[Items listed in a dataset]

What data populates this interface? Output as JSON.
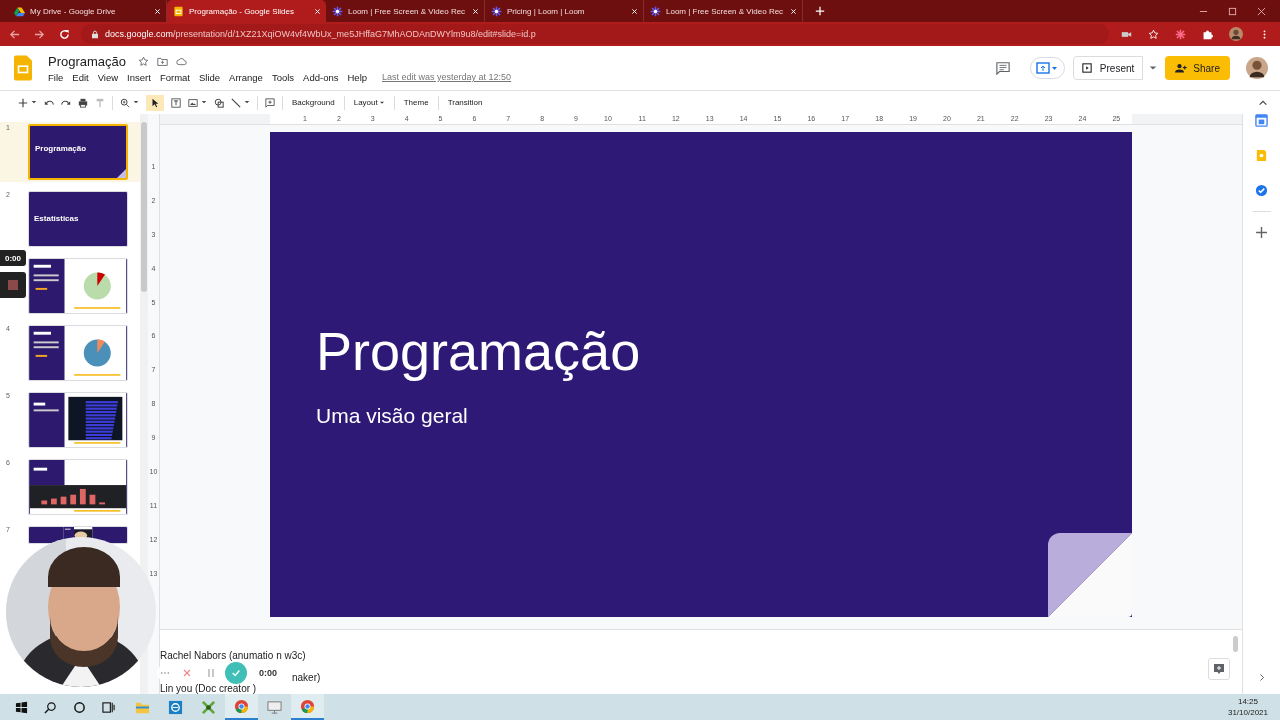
{
  "browser": {
    "tabs": [
      {
        "title": "My Drive - Google Drive",
        "selected": false
      },
      {
        "title": "Programação - Google Slides",
        "selected": true
      },
      {
        "title": "Loom | Free Screen & Video Rec",
        "selected": false
      },
      {
        "title": "Pricing | Loom | Loom",
        "selected": false
      },
      {
        "title": "Loom | Free Screen & Video Rec",
        "selected": false
      }
    ],
    "url_host": "docs.google.com",
    "url_path": "/presentation/d/1XZ21XqiOW4vf4WbUx_me5JHffaG7MhAODAnDWYlm9u8/edit#slide=id.p"
  },
  "doc": {
    "title": "Programação",
    "menu": [
      "File",
      "Edit",
      "View",
      "Insert",
      "Format",
      "Slide",
      "Arrange",
      "Tools",
      "Add-ons",
      "Help"
    ],
    "last_edit": "Last edit was yesterday at 12:50",
    "present_label": "Present",
    "share_label": "Share"
  },
  "toolbar": {
    "buttons": [
      {
        "label": "Background",
        "dropdown": false
      },
      {
        "label": "Layout",
        "dropdown": true
      },
      {
        "label": "Theme",
        "dropdown": false
      },
      {
        "label": "Transition",
        "dropdown": false
      }
    ]
  },
  "ruler": {
    "horizontal": [
      "1",
      "2",
      "3",
      "4",
      "5",
      "6",
      "7",
      "8",
      "9",
      "10",
      "11",
      "12",
      "13",
      "14",
      "15",
      "16",
      "17",
      "18",
      "19",
      "20",
      "21",
      "22",
      "23",
      "24",
      "25"
    ],
    "vertical": [
      "1",
      "2",
      "3",
      "4",
      "5",
      "6",
      "7",
      "8",
      "9",
      "10",
      "11",
      "12",
      "13"
    ]
  },
  "slides": [
    {
      "number": "1",
      "selected": true,
      "kind": "title",
      "title": "Programação"
    },
    {
      "number": "2",
      "selected": false,
      "kind": "section",
      "title": "Estatísticas"
    },
    {
      "selected": false,
      "kind": "pie"
    },
    {
      "number": "4",
      "selected": false,
      "kind": "pie"
    },
    {
      "number": "5",
      "selected": false,
      "kind": "hbars"
    },
    {
      "number": "6",
      "selected": false,
      "kind": "bars"
    },
    {
      "number": "7",
      "selected": false
    }
  ],
  "current_slide": {
    "title": "Programação",
    "subtitle": "Uma visão geral"
  },
  "notes": {
    "lines": [
      "Rachel Nabors (anumatio n w3c)",
      "Lin you (Doc creator )"
    ],
    "fragment": "naker)"
  },
  "recorder": {
    "timer": "0:00",
    "controls_timer": "0:00"
  },
  "taskbar": {
    "apps": [
      {
        "kind": "explorer",
        "running": false
      },
      {
        "kind": "app",
        "running": false
      },
      {
        "kind": "xmind",
        "running": false
      },
      {
        "kind": "chrome",
        "running": true
      },
      {
        "kind": "monitor",
        "running": false
      },
      {
        "kind": "chrome",
        "running": true
      }
    ],
    "time": "14:25",
    "date": "31/10/2021"
  }
}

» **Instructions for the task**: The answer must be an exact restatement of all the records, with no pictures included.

» **Exercise solution**:
What data populates this interface? Output as JSON.
{
  "browser": {
    "tabs": [
      {
        "title": "My Drive - Google Drive",
        "selected": false
      },
      {
        "title": "Programação - Google Slides",
        "selected": true
      },
      {
        "title": "Loom | Free Screen & Video Rec",
        "selected": false
      },
      {
        "title": "Pricing | Loom | Loom",
        "selected": false
      },
      {
        "title": "Loom | Free Screen & Video Rec",
        "selected": false
      }
    ],
    "url_host": "docs.google.com",
    "url_path": "/presentation/d/1XZ21XqiOW4vf4WbUx_me5JHffaG7MhAODAnDWYlm9u8/edit#slide=id.p"
  },
  "doc": {
    "title": "Programação",
    "menu": [
      "File",
      "Edit",
      "View",
      "Insert",
      "Format",
      "Slide",
      "Arrange",
      "Tools",
      "Add-ons",
      "Help"
    ],
    "last_edit": "Last edit was yesterday at 12:50",
    "present_label": "Present",
    "share_label": "Share"
  },
  "toolbar": {
    "buttons": [
      {
        "label": "Background",
        "dropdown": false
      },
      {
        "label": "Layout",
        "dropdown": true
      },
      {
        "label": "Theme",
        "dropdown": false
      },
      {
        "label": "Transition",
        "dropdown": false
      }
    ]
  },
  "ruler": {
    "horizontal": [
      "1",
      "2",
      "3",
      "4",
      "5",
      "6",
      "7",
      "8",
      "9",
      "10",
      "11",
      "12",
      "13",
      "14",
      "15",
      "16",
      "17",
      "18",
      "19",
      "20",
      "21",
      "22",
      "23",
      "24",
      "25"
    ],
    "vertical": [
      "1",
      "2",
      "3",
      "4",
      "5",
      "6",
      "7",
      "8",
      "9",
      "10",
      "11",
      "12",
      "13"
    ]
  },
  "slides": [
    {
      "number": "1",
      "selected": true,
      "kind": "title",
      "title": "Programação"
    },
    {
      "number": "2",
      "selected": false,
      "kind": "section",
      "title": "Estatísticas"
    },
    {
      "selected": false,
      "kind": "pie"
    },
    {
      "number": "4",
      "selected": false,
      "kind": "pie"
    },
    {
      "number": "5",
      "selected": false,
      "kind": "hbars"
    },
    {
      "number": "6",
      "selected": false,
      "kind": "bars"
    },
    {
      "number": "7",
      "selected": false
    }
  ],
  "current_slide": {
    "title": "Programação",
    "subtitle": "Uma visão geral"
  },
  "notes": {
    "lines": [
      "Rachel Nabors (anumatio n w3c)",
      "Lin you (Doc creator )"
    ],
    "fragment": "naker)"
  },
  "recorder": {
    "timer": "0:00",
    "controls_timer": "0:00"
  },
  "taskbar": {
    "apps": [
      {
        "kind": "explorer",
        "running": false
      },
      {
        "kind": "app",
        "running": false
      },
      {
        "kind": "xmind",
        "running": false
      },
      {
        "kind": "chrome",
        "running": true
      },
      {
        "kind": "monitor",
        "running": false
      },
      {
        "kind": "chrome",
        "running": true
      }
    ],
    "time": "14:25",
    "date": "31/10/2021"
  }
}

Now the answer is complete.